> Your goal
Every line below needs to be returned exactly as written.

> Excerpts from an interface dataset

+ + +

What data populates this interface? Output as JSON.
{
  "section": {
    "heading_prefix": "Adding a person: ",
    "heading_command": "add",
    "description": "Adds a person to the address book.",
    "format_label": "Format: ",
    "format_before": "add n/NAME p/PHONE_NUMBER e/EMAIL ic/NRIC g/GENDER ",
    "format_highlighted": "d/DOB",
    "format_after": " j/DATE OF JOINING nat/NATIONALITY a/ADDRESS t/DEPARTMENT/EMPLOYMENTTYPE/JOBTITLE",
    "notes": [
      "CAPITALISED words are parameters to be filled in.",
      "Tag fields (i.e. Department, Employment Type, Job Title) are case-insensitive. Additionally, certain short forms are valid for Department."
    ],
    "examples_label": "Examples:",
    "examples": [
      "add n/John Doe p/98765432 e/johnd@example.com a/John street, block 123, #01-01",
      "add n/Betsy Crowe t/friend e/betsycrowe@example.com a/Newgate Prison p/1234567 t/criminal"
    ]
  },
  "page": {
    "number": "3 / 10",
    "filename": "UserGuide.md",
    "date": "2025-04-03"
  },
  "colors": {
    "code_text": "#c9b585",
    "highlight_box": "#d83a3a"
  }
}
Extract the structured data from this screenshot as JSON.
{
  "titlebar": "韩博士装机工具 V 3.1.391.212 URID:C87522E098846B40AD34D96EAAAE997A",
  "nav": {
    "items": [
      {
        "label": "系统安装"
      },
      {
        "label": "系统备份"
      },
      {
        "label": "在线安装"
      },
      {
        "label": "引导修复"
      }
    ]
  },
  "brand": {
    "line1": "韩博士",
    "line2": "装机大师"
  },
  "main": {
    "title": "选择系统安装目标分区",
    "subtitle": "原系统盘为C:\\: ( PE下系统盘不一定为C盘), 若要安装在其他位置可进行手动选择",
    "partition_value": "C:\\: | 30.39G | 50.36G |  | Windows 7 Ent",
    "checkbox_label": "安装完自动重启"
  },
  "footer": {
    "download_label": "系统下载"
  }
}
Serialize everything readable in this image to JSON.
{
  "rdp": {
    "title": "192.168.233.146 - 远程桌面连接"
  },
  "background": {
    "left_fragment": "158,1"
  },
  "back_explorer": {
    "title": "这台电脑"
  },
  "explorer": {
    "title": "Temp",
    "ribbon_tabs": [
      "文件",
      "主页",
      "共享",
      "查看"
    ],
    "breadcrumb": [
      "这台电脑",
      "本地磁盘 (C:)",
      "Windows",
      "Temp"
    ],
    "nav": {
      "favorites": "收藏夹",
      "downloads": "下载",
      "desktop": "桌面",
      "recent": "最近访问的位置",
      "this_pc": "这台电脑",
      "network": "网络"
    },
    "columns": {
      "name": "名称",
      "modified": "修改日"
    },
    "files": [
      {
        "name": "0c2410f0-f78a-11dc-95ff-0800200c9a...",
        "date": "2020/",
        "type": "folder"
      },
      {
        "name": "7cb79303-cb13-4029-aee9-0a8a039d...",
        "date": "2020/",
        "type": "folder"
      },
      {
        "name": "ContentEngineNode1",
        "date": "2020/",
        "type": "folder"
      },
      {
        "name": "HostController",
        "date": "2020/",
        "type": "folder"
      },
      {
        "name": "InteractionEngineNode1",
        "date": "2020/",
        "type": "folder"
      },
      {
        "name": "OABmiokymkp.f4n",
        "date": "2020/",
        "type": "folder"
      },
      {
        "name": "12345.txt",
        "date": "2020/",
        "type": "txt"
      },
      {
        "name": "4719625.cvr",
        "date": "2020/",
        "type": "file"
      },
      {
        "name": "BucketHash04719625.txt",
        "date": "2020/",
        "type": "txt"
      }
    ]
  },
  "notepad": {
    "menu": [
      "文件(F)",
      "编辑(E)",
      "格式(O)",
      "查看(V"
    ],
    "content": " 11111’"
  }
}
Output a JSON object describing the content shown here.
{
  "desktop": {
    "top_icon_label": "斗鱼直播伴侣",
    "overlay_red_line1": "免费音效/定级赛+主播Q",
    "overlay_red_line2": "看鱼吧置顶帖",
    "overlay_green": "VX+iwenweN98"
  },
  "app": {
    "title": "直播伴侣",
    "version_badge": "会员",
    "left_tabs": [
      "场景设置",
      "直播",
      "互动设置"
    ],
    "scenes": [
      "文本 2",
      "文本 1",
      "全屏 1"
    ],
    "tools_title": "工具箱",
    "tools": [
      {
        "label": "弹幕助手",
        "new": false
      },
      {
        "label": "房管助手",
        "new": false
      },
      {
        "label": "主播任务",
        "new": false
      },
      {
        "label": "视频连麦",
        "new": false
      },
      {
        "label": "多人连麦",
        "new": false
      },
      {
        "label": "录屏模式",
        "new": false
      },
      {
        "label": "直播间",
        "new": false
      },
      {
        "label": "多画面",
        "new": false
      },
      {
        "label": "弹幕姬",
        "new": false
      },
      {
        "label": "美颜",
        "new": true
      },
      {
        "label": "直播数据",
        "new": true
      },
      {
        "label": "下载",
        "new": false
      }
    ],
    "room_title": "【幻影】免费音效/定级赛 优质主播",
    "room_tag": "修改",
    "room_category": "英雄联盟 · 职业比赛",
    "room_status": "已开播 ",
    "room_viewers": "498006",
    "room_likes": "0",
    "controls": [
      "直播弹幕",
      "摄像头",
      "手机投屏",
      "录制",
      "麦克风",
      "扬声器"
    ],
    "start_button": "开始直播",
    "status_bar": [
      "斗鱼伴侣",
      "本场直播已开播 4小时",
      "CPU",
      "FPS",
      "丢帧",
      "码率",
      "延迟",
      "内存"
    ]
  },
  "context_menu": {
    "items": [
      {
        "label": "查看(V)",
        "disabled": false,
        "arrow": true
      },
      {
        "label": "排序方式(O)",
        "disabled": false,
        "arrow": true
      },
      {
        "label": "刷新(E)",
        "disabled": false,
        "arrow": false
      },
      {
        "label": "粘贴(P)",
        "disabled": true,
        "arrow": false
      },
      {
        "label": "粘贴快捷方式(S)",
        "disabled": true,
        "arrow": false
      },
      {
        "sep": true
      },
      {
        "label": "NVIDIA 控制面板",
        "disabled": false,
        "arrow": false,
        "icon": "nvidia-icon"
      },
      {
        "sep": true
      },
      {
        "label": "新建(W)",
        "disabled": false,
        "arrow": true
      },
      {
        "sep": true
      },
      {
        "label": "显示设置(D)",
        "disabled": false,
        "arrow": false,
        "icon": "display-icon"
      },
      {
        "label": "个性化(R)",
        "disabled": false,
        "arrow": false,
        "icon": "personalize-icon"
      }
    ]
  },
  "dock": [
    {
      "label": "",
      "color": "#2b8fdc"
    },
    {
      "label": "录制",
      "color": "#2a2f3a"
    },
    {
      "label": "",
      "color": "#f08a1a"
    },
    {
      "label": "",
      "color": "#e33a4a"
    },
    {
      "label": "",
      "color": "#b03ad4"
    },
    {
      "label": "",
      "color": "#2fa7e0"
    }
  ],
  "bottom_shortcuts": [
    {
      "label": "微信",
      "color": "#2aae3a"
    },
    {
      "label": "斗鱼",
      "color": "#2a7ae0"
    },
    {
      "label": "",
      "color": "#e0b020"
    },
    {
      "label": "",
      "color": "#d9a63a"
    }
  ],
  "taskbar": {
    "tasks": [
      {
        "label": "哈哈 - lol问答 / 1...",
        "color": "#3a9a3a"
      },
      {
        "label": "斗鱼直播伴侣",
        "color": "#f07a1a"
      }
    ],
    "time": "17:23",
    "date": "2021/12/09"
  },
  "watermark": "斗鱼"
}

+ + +

> Expected answer
What data populates this interface? Output as JSON.
{
  "section": {
    "heading_prefix": "Adding a person: ",
    "heading_command": "add",
    "description": "Adds a person to the address book.",
    "format_label": "Format: ",
    "format_before": "add n/NAME p/PHONE_NUMBER e/EMAIL ic/NRIC g/GENDER ",
    "format_highlighted": "d/DOB",
    "format_after": " j/DATE OF JOINING nat/NATIONALITY a/ADDRESS t/DEPARTMENT/EMPLOYMENTTYPE/JOBTITLE",
    "notes": [
      "CAPITALISED words are parameters to be filled in.",
      "Tag fields (i.e. Department, Employment Type, Job Title) are case-insensitive. Additionally, certain short forms are valid for Department."
    ],
    "examples_label": "Examples:",
    "examples": [
      "add n/John Doe p/98765432 e/johnd@example.com a/John street, block 123, #01-01",
      "add n/Betsy Crowe t/friend e/betsycrowe@example.com a/Newgate Prison p/1234567 t/criminal"
    ]
  },
  "page": {
    "number": "3 / 10",
    "filename": "UserGuide.md",
    "date": "2025-04-03"
  },
  "colors": {
    "code_text": "#c9b585",
    "highlight_box": "#d83a3a"
  }
}
Extract the structured data from this screenshot as JSON.
{
  "titlebar": "韩博士装机工具 V 3.1.391.212 URID:C87522E098846B40AD34D96EAAAE997A",
  "nav": {
    "items": [
      {
        "label": "系统安装"
      },
      {
        "label": "系统备份"
      },
      {
        "label": "在线安装"
      },
      {
        "label": "引导修复"
      }
    ]
  },
  "brand": {
    "line1": "韩博士",
    "line2": "装机大师"
  },
  "main": {
    "title": "选择系统安装目标分区",
    "subtitle": "原系统盘为C:\\: ( PE下系统盘不一定为C盘), 若要安装在其他位置可进行手动选择",
    "partition_value": "C:\\: | 30.39G | 50.36G |  | Windows 7 Ent",
    "checkbox_label": "安装完自动重启"
  },
  "footer": {
    "download_label": "系统下载"
  }
}
Serialize everything readable in this image to JSON.
{
  "rdp": {
    "title": "192.168.233.146 - 远程桌面连接"
  },
  "background": {
    "left_fragment": "158,1"
  },
  "back_explorer": {
    "title": "这台电脑"
  },
  "explorer": {
    "title": "Temp",
    "ribbon_tabs": [
      "文件",
      "主页",
      "共享",
      "查看"
    ],
    "breadcrumb": [
      "这台电脑",
      "本地磁盘 (C:)",
      "Windows",
      "Temp"
    ],
    "nav": {
      "favorites": "收藏夹",
      "downloads": "下载",
      "desktop": "桌面",
      "recent": "最近访问的位置",
      "this_pc": "这台电脑",
      "network": "网络"
    },
    "columns": {
      "name": "名称",
      "modified": "修改日"
    },
    "files": [
      {
        "name": "0c2410f0-f78a-11dc-95ff-0800200c9a...",
        "date": "2020/",
        "type": "folder"
      },
      {
        "name": "7cb79303-cb13-4029-aee9-0a8a039d...",
        "date": "2020/",
        "type": "folder"
      },
      {
        "name": "ContentEngineNode1",
        "date": "2020/",
        "type": "folder"
      },
      {
        "name": "HostController",
        "date": "2020/",
        "type": "folder"
      },
      {
        "name": "InteractionEngineNode1",
        "date": "2020/",
        "type": "folder"
      },
      {
        "name": "OABmiokymkp.f4n",
        "date": "2020/",
        "type": "folder"
      },
      {
        "name": "12345.txt",
        "date": "2020/",
        "type": "txt"
      },
      {
        "name": "4719625.cvr",
        "date": "2020/",
        "type": "file"
      },
      {
        "name": "BucketHash04719625.txt",
        "date": "2020/",
        "type": "txt"
      }
    ]
  },
  "notepad": {
    "menu": [
      "文件(F)",
      "编辑(E)",
      "格式(O)",
      "查看(V"
    ],
    "content": " 11111’"
  }
}
Output a JSON object describing the content shown here.
{
  "desktop": {
    "top_icon_label": "斗鱼直播伴侣",
    "overlay_red_line1": "免费音效/定级赛+主播Q",
    "overlay_red_line2": "看鱼吧置顶帖",
    "overlay_green": "VX+iwenweN98"
  },
  "app": {
    "title": "直播伴侣",
    "version_badge": "会员",
    "left_tabs": [
      "场景设置",
      "直播",
      "互动设置"
    ],
    "scenes": [
      "文本 2",
      "文本 1",
      "全屏 1"
    ],
    "tools_title": "工具箱",
    "tools": [
      {
        "label": "弹幕助手",
        "new": false
      },
      {
        "label": "房管助手",
        "new": false
      },
      {
        "label": "主播任务",
        "new": false
      },
      {
        "label": "视频连麦",
        "new": false
      },
      {
        "label": "多人连麦",
        "new": false
      },
      {
        "label": "录屏模式",
        "new": false
      },
      {
        "label": "直播间",
        "new": false
      },
      {
        "label": "多画面",
        "new": false
      },
      {
        "label": "弹幕姬",
        "new": false
      },
      {
        "label": "美颜",
        "new": true
      },
      {
        "label": "直播数据",
        "new": true
      },
      {
        "label": "下载",
        "new": false
      }
    ],
    "room_title": "【幻影】免费音效/定级赛 优质主播",
    "room_tag": "修改",
    "room_category": "英雄联盟 · 职业比赛",
    "room_status": "已开播 ",
    "room_viewers": "498006",
    "room_likes": "0",
    "controls": [
      "直播弹幕",
      "摄像头",
      "手机投屏",
      "录制",
      "麦克风",
      "扬声器"
    ],
    "start_button": "开始直播",
    "status_bar": [
      "斗鱼伴侣",
      "本场直播已开播 4小时",
      "CPU",
      "FPS",
      "丢帧",
      "码率",
      "延迟",
      "内存"
    ]
  },
  "context_menu": {
    "items": [
      {
        "label": "查看(V)",
        "disabled": false,
        "arrow": true
      },
      {
        "label": "排序方式(O)",
        "disabled": false,
        "arrow": true
      },
      {
        "label": "刷新(E)",
        "disabled": false,
        "arrow": false
      },
      {
        "label": "粘贴(P)",
        "disabled": true,
        "arrow": false
      },
      {
        "label": "粘贴快捷方式(S)",
        "disabled": true,
        "arrow": false
      },
      {
        "sep": true
      },
      {
        "label": "NVIDIA 控制面板",
        "disabled": false,
        "arrow": false,
        "icon": "nvidia-icon"
      },
      {
        "sep": true
      },
      {
        "label": "新建(W)",
        "disabled": false,
        "arrow": true
      },
      {
        "sep": true
      },
      {
        "label": "显示设置(D)",
        "disabled": false,
        "arrow": false,
        "icon": "display-icon"
      },
      {
        "label": "个性化(R)",
        "disabled": false,
        "arrow": false,
        "icon": "personalize-icon"
      }
    ]
  },
  "dock": [
    {
      "label": "",
      "color": "#2b8fdc"
    },
    {
      "label": "录制",
      "color": "#2a2f3a"
    },
    {
      "label": "",
      "color": "#f08a1a"
    },
    {
      "label": "",
      "color": "#e33a4a"
    },
    {
      "label": "",
      "color": "#b03ad4"
    },
    {
      "label": "",
      "color": "#2fa7e0"
    }
  ],
  "bottom_shortcuts": [
    {
      "label": "微信",
      "color": "#2aae3a"
    },
    {
      "label": "斗鱼",
      "color": "#2a7ae0"
    },
    {
      "label": "",
      "color": "#e0b020"
    },
    {
      "label": "",
      "color": "#d9a63a"
    }
  ],
  "taskbar": {
    "tasks": [
      {
        "label": "哈哈 - lol问答 / 1...",
        "color": "#3a9a3a"
      },
      {
        "label": "斗鱼直播伴侣",
        "color": "#f07a1a"
      }
    ],
    "time": "17:23",
    "date": "2021/12/09"
  },
  "watermark": "斗鱼"
}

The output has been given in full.